Sharing information about your child with neighbors, acquaintances, or total strangers in your community is no different than the process of determining when, where, and how to share the same information with family. Weigh carefully the drawbacks and positives that may come from sharing this information. It is an issue of disclosure that you should discuss in advance with your child in order to be as considerate and respectful of his feelings as possible. As before, ideally, your child should be encouraged to be his own advocate as early as possible in order to decide how much or how little to tell others about his way of being, if it's even necessary at all.
Some parents find themselves exasperated and embarrassed by their child's public meltdowns. They may garner stares, raised eyebrows, whispers, or flat-out denouncements of “Why can't you control your child?” There are those who decide to forgo discretion and bluntly address gawking onlookers by revealing their child's diagnosis right there, on the spot. They may pass out “For Your Information” business-size cards that state, “My child has Asperger's Syndrome and this is what you might see,” followed by a list of meltdown behaviors or behaviors others may find quite peculiar. The mother of one young girl explained her daughter's prolonged staring at a neighbor exclusively in terms of her Asperger's Syndrome.
You may find yourself in the position of these parents who want to educate others and simply want a little patience and understanding in the moment. But are you best serving your child by revealing such intimate information, or are you fueling misperceptions and stereotypes — especially if you explain “This is Asperger's Syndrome” — at the height of your child's public meltdown? Aren't you, in effect, sending a message to the community that “This is what Asperger's Syndrome looks like”? You know Asperger's Syndrome encompasses many things, and your child's inability to endure certain environmental stimuli is but one sliver of who he is as a human being. Think of the impressions people take away with them after being told, “This is Asperger's Syndrome.” Would you want to be regarded in this way when you know you aren't at your best and you're coping the best way you know how?
Gradually you'll learn (through trial and error) the situations and environments not conducive to your child's sensitivities. Be careful of sharing too much personal information during public meltdowns. Contain meltdowns as quickly and concisely as possible (easier said than done, as this is what you'd wish for any of your children). Remember to ask yourself if you would be willing to offer strangers the same information about yourself.
As one mom asked, “Isn't it okay to express your anger, upset, and disappointment to your child for the way she behaved?” We're all human, and as the parent of a child with a different way of being, nerves will fray and are bound to wear thin. In these times, you would vent your frustration to any of your children.

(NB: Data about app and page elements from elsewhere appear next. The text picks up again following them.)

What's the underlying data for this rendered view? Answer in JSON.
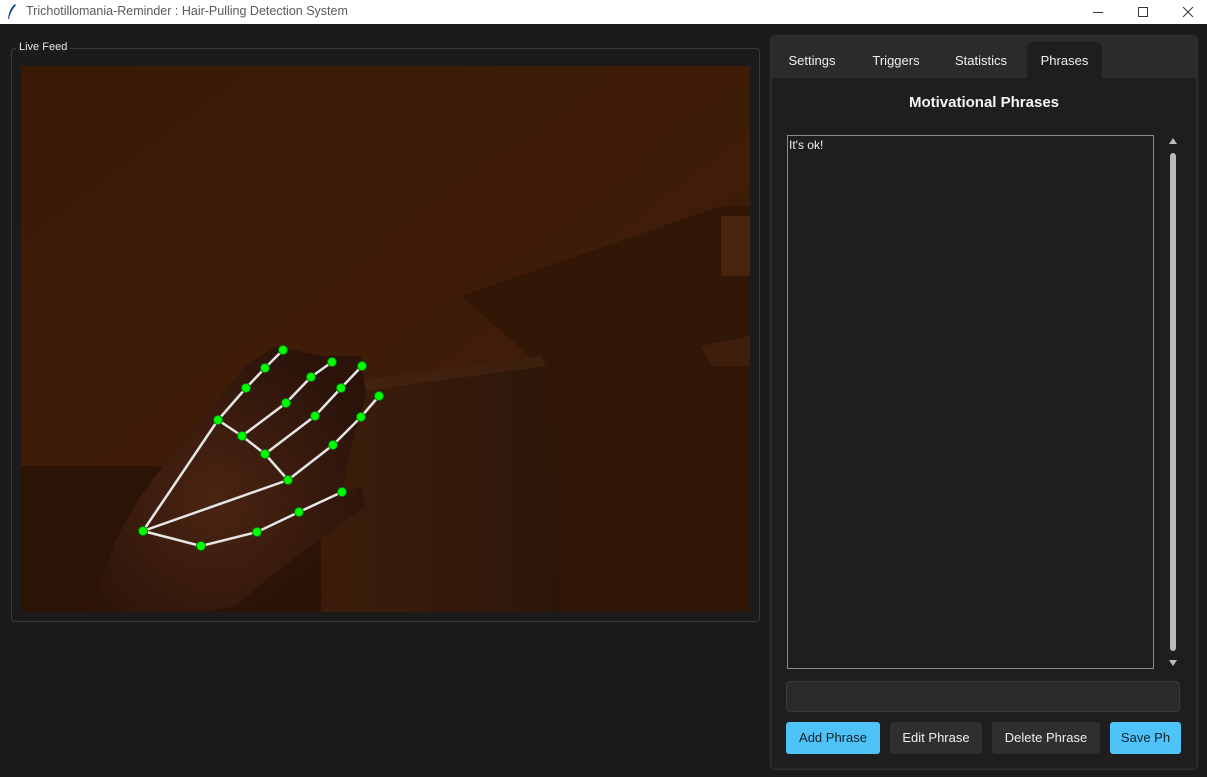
{
  "window": {
    "title": "Trichotillomania-Reminder : Hair-Pulling Detection System",
    "controls": [
      "minimize-icon",
      "maximize-icon",
      "close-icon"
    ]
  },
  "live_feed": {
    "label": "Live Feed",
    "overlay_color": "#00ff00",
    "skeleton_color": "#e6e6e6"
  },
  "tabs": [
    {
      "label": "Settings",
      "active": false
    },
    {
      "label": "Triggers",
      "active": false
    },
    {
      "label": "Statistics",
      "active": false
    },
    {
      "label": "Phrases",
      "active": true
    }
  ],
  "phrases": {
    "title": "Motivational Phrases",
    "list_text": "It's ok!",
    "input_value": "",
    "buttons": {
      "add": "Add Phrase",
      "edit": "Edit Phrase",
      "delete": "Delete Phrase",
      "save": "Save Ph"
    }
  },
  "colors": {
    "accent": "#4fc3f7",
    "background": "#1b1b1b",
    "panel": "#1e1e1e"
  }
}
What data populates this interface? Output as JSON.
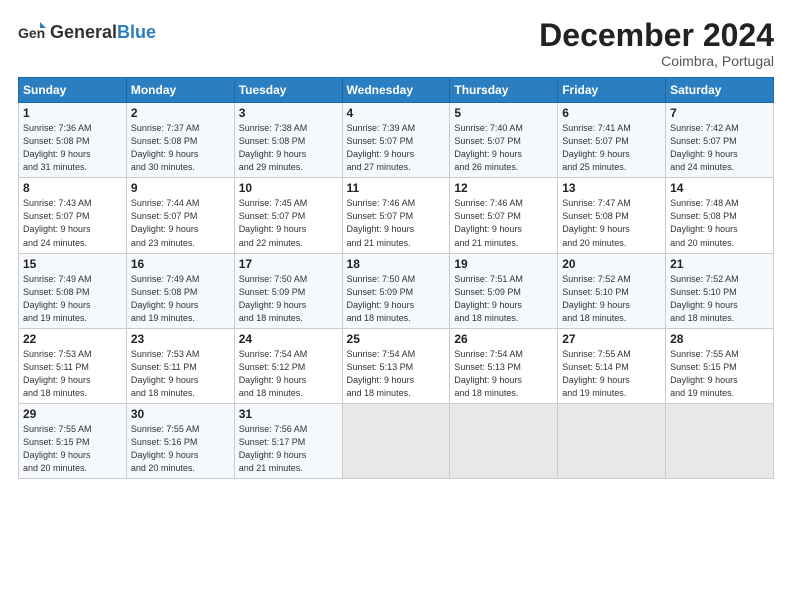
{
  "header": {
    "logo_general": "General",
    "logo_blue": "Blue",
    "month_title": "December 2024",
    "location": "Coimbra, Portugal"
  },
  "weekdays": [
    "Sunday",
    "Monday",
    "Tuesday",
    "Wednesday",
    "Thursday",
    "Friday",
    "Saturday"
  ],
  "weeks": [
    [
      {
        "day": "1",
        "info": "Sunrise: 7:36 AM\nSunset: 5:08 PM\nDaylight: 9 hours\nand 31 minutes."
      },
      {
        "day": "2",
        "info": "Sunrise: 7:37 AM\nSunset: 5:08 PM\nDaylight: 9 hours\nand 30 minutes."
      },
      {
        "day": "3",
        "info": "Sunrise: 7:38 AM\nSunset: 5:08 PM\nDaylight: 9 hours\nand 29 minutes."
      },
      {
        "day": "4",
        "info": "Sunrise: 7:39 AM\nSunset: 5:07 PM\nDaylight: 9 hours\nand 27 minutes."
      },
      {
        "day": "5",
        "info": "Sunrise: 7:40 AM\nSunset: 5:07 PM\nDaylight: 9 hours\nand 26 minutes."
      },
      {
        "day": "6",
        "info": "Sunrise: 7:41 AM\nSunset: 5:07 PM\nDaylight: 9 hours\nand 25 minutes."
      },
      {
        "day": "7",
        "info": "Sunrise: 7:42 AM\nSunset: 5:07 PM\nDaylight: 9 hours\nand 24 minutes."
      }
    ],
    [
      {
        "day": "8",
        "info": "Sunrise: 7:43 AM\nSunset: 5:07 PM\nDaylight: 9 hours\nand 24 minutes."
      },
      {
        "day": "9",
        "info": "Sunrise: 7:44 AM\nSunset: 5:07 PM\nDaylight: 9 hours\nand 23 minutes."
      },
      {
        "day": "10",
        "info": "Sunrise: 7:45 AM\nSunset: 5:07 PM\nDaylight: 9 hours\nand 22 minutes."
      },
      {
        "day": "11",
        "info": "Sunrise: 7:46 AM\nSunset: 5:07 PM\nDaylight: 9 hours\nand 21 minutes."
      },
      {
        "day": "12",
        "info": "Sunrise: 7:46 AM\nSunset: 5:07 PM\nDaylight: 9 hours\nand 21 minutes."
      },
      {
        "day": "13",
        "info": "Sunrise: 7:47 AM\nSunset: 5:08 PM\nDaylight: 9 hours\nand 20 minutes."
      },
      {
        "day": "14",
        "info": "Sunrise: 7:48 AM\nSunset: 5:08 PM\nDaylight: 9 hours\nand 20 minutes."
      }
    ],
    [
      {
        "day": "15",
        "info": "Sunrise: 7:49 AM\nSunset: 5:08 PM\nDaylight: 9 hours\nand 19 minutes."
      },
      {
        "day": "16",
        "info": "Sunrise: 7:49 AM\nSunset: 5:08 PM\nDaylight: 9 hours\nand 19 minutes."
      },
      {
        "day": "17",
        "info": "Sunrise: 7:50 AM\nSunset: 5:09 PM\nDaylight: 9 hours\nand 18 minutes."
      },
      {
        "day": "18",
        "info": "Sunrise: 7:50 AM\nSunset: 5:09 PM\nDaylight: 9 hours\nand 18 minutes."
      },
      {
        "day": "19",
        "info": "Sunrise: 7:51 AM\nSunset: 5:09 PM\nDaylight: 9 hours\nand 18 minutes."
      },
      {
        "day": "20",
        "info": "Sunrise: 7:52 AM\nSunset: 5:10 PM\nDaylight: 9 hours\nand 18 minutes."
      },
      {
        "day": "21",
        "info": "Sunrise: 7:52 AM\nSunset: 5:10 PM\nDaylight: 9 hours\nand 18 minutes."
      }
    ],
    [
      {
        "day": "22",
        "info": "Sunrise: 7:53 AM\nSunset: 5:11 PM\nDaylight: 9 hours\nand 18 minutes."
      },
      {
        "day": "23",
        "info": "Sunrise: 7:53 AM\nSunset: 5:11 PM\nDaylight: 9 hours\nand 18 minutes."
      },
      {
        "day": "24",
        "info": "Sunrise: 7:54 AM\nSunset: 5:12 PM\nDaylight: 9 hours\nand 18 minutes."
      },
      {
        "day": "25",
        "info": "Sunrise: 7:54 AM\nSunset: 5:13 PM\nDaylight: 9 hours\nand 18 minutes."
      },
      {
        "day": "26",
        "info": "Sunrise: 7:54 AM\nSunset: 5:13 PM\nDaylight: 9 hours\nand 18 minutes."
      },
      {
        "day": "27",
        "info": "Sunrise: 7:55 AM\nSunset: 5:14 PM\nDaylight: 9 hours\nand 19 minutes."
      },
      {
        "day": "28",
        "info": "Sunrise: 7:55 AM\nSunset: 5:15 PM\nDaylight: 9 hours\nand 19 minutes."
      }
    ],
    [
      {
        "day": "29",
        "info": "Sunrise: 7:55 AM\nSunset: 5:15 PM\nDaylight: 9 hours\nand 20 minutes."
      },
      {
        "day": "30",
        "info": "Sunrise: 7:55 AM\nSunset: 5:16 PM\nDaylight: 9 hours\nand 20 minutes."
      },
      {
        "day": "31",
        "info": "Sunrise: 7:56 AM\nSunset: 5:17 PM\nDaylight: 9 hours\nand 21 minutes."
      },
      {
        "day": "",
        "info": ""
      },
      {
        "day": "",
        "info": ""
      },
      {
        "day": "",
        "info": ""
      },
      {
        "day": "",
        "info": ""
      }
    ]
  ]
}
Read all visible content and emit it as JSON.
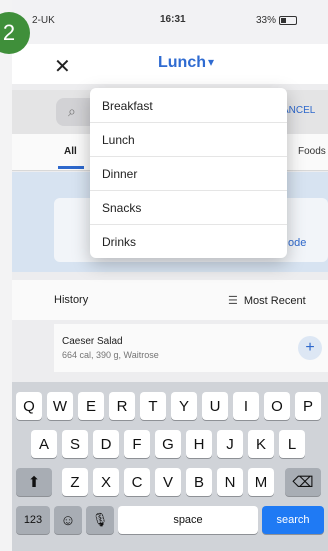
{
  "step_badge": "2",
  "status_bar": {
    "carrier": "2-UK",
    "time": "16:31",
    "battery": "33%"
  },
  "nav": {
    "close_icon": "x-icon",
    "title": "Lunch",
    "chevron": "▾"
  },
  "search": {
    "cancel_label": "ANCEL"
  },
  "tabs": {
    "all": "All",
    "foods": "Foods"
  },
  "blue_card": {
    "left_text": "S",
    "right_text": "ode"
  },
  "history": {
    "label": "History",
    "sort": "Most Recent"
  },
  "food_item": {
    "name": "Caeser Salad",
    "meta": "664 cal, 390 g, Waitrose"
  },
  "dropdown": {
    "items": [
      "Breakfast",
      "Lunch",
      "Dinner",
      "Snacks",
      "Drinks"
    ]
  },
  "keyboard": {
    "row1": [
      "Q",
      "W",
      "E",
      "R",
      "T",
      "Y",
      "U",
      "I",
      "O",
      "P"
    ],
    "row2": [
      "A",
      "S",
      "D",
      "F",
      "G",
      "H",
      "J",
      "K",
      "L"
    ],
    "row3": [
      "Z",
      "X",
      "C",
      "V",
      "B",
      "N",
      "M"
    ],
    "numbers": "123",
    "space": "space",
    "search": "search"
  }
}
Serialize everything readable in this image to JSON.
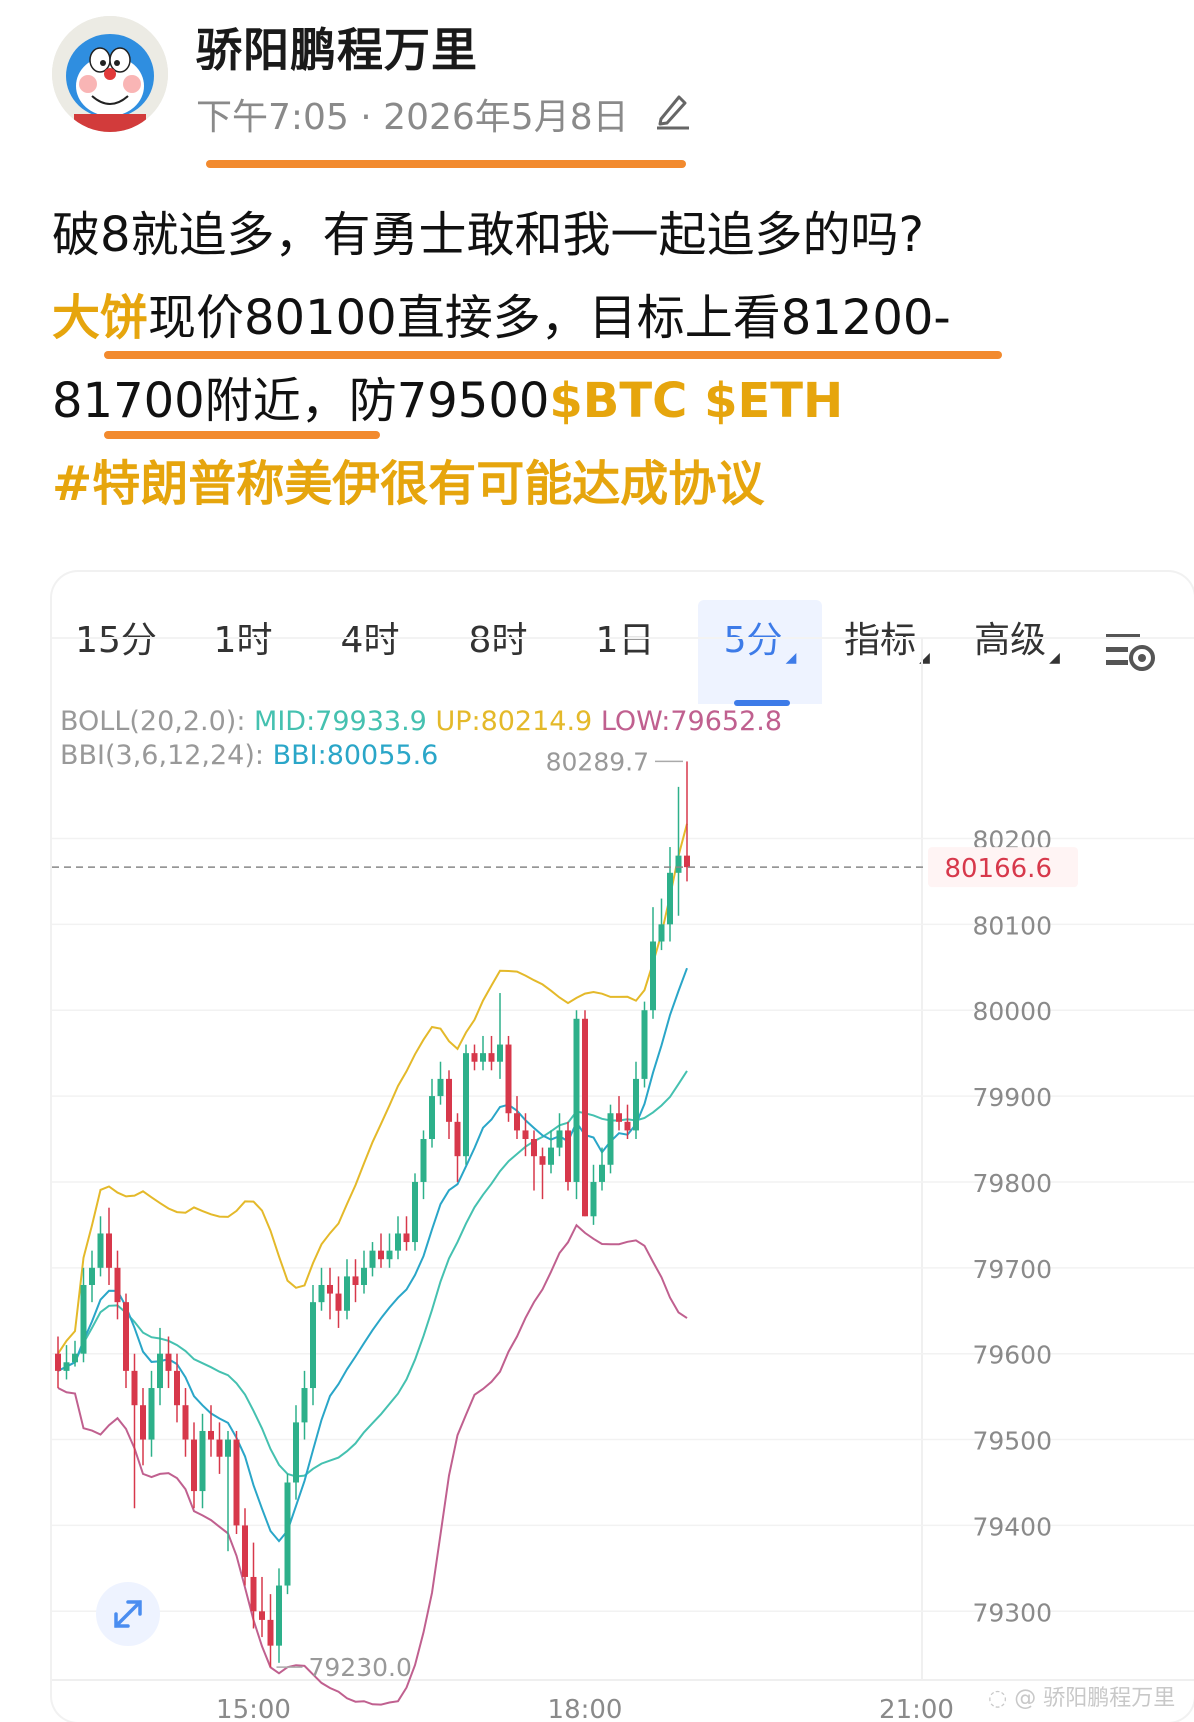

Bottom line is, parents can “lose” it from time to time, but before expressing your extreme dissatisfaction with your child's conduct, ask yourself:
Am I being fair?
Am I making this an issue about Asperger's?
Am I disclosing information publicly out of anger?
Have I been clear in giving my child concrete, visual information in advance about my expectations?
If you believe you've been fair, then remember to focus on addressing your child's behavior in the community as inappropriate to the environment, instead of making it about Asperger's Syndrome. The mom who “outed” her daughter when she stared at a neighbor too long had the best solution of all. She decided that, next time, she would simply point out that her daughter appreciated the diversity of people's faces, jewelry, and clothing. Another mom felt ashamed when her young son approached strangers to randomly discuss dinosaurs in minute detail but, instead of revealing his diagnosis, she explained her son's unconventional approach by simply saying, “He really loves dinosaurs.” Both moms were delighted with the way their positive “spin” created an opportunity for relationship building.